Abstracting Products and Services
Complete "Base" Abstract
A base abstract contains every document affecting title from inception to present.
A gap check is performed to determine if any documents have been filed between the date of title work and the date of closing that could affect the transfer of the property.
A certified copy of a specific court case.
An abstract that contains only documents recorded from a specific date range. A supplemental can be prepared when here is prior work to commence from; a complete abstract, prior title insurance file or an examining attorney who has previously examined title and has a complete opinion.
An ownership report is a compilation of all property owners within 300 feet of a subject property. These are most commonly used for the purpose of rezoning.
Recertification is necessary when an original abstract does not include all the land associated with a transaction. It typically involves adding additional tracts of land to the existing abstract.
Final abstracting is an extension of an existing abstract. It is common for a final abstract to be produced in order to reflect that all recorded documents have met requirements set forth by an examining attorney.
An statement of fact used to confirm information regarding an individual, typically relating to a court case.

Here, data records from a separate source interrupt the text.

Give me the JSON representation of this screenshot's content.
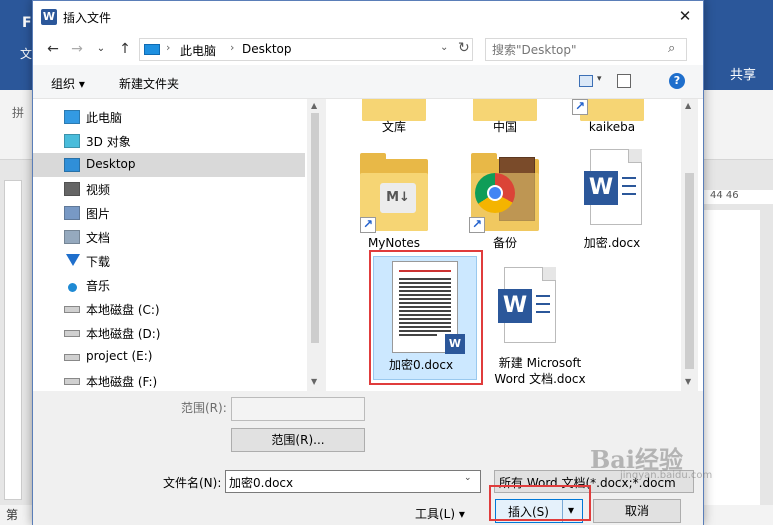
{
  "background_word": {
    "share_label": "共享",
    "left_fe": "F",
    "left_wen": "文",
    "left_pin": "拼",
    "ruler_num": "44  46",
    "status_left": "第"
  },
  "dialog": {
    "title": "插入文件",
    "close_glyph": "✕",
    "nav": {
      "back": "←",
      "forward": "→",
      "recent": "⌄",
      "up": "↑",
      "breadcrumb_sep": "›",
      "breadcrumb_pc": "此电脑",
      "breadcrumb_desktop": "Desktop",
      "address_dropdown": "⌄",
      "refresh": "↻",
      "search_placeholder": "搜索\"Desktop\"",
      "search_glyph": "⌕"
    },
    "toolbar": {
      "organize_label": "组织 ▾",
      "newfolder_label": "新建文件夹",
      "view_dropdown": "▾",
      "help_label": "?"
    },
    "tree": [
      {
        "label": "此电脑",
        "icon": "computer-icon"
      },
      {
        "label": "3D 对象",
        "icon": "cube-3d-icon"
      },
      {
        "label": "Desktop",
        "icon": "desktop-icon",
        "selected": true
      },
      {
        "label": "视频",
        "icon": "video-icon"
      },
      {
        "label": "图片",
        "icon": "picture-icon"
      },
      {
        "label": "文档",
        "icon": "document-icon"
      },
      {
        "label": "下载",
        "icon": "download-icon"
      },
      {
        "label": "音乐",
        "icon": "music-icon"
      },
      {
        "label": "本地磁盘 (C:)",
        "icon": "drive-icon"
      },
      {
        "label": "本地磁盘 (D:)",
        "icon": "drive-icon"
      },
      {
        "label": "project (E:)",
        "icon": "drive-icon"
      },
      {
        "label": "本地磁盘 (F:)",
        "icon": "drive-icon"
      }
    ],
    "files": {
      "wenku": "文库",
      "zhongguo": "中国",
      "kaikeba": "kaikeba",
      "mynotes": "MyNotes",
      "beifen": "备份",
      "jiami": "加密.docx",
      "jiami0": "加密0.docx",
      "xinjian": "新建 Microsoft Word 文档.docx"
    },
    "scroll_up": "▲",
    "scroll_down": "▼",
    "word_glyph": "W",
    "md_glyph": "M↓",
    "shortcut_glyph": "↗",
    "bottom": {
      "range_label": "范围(R):",
      "range_button": "范围(R)...",
      "filename_label": "文件名(N):",
      "filename_value": "加密0.docx",
      "filename_dropdown": "⌄",
      "filetype_value": "所有 Word 文档(*.docx;*.docm",
      "tools_label": "工具(L)   ▾",
      "insert_label": "插入(S)",
      "insert_dropdown": "▾",
      "cancel_label": "取消"
    }
  },
  "watermark": {
    "main": "Bai经验",
    "sub": "jingyan.baidu.com"
  },
  "colors": {
    "word_blue": "#2b579a",
    "selection": "#cce8ff",
    "highlight_red": "#e03c3c",
    "folder": "#e8b847"
  }
}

Special certificates contain information that may not be reflected in an abstract and can include UCC certificates, tax certificates, judgment and lien certificates, special assessments, and buyer’s name certificates.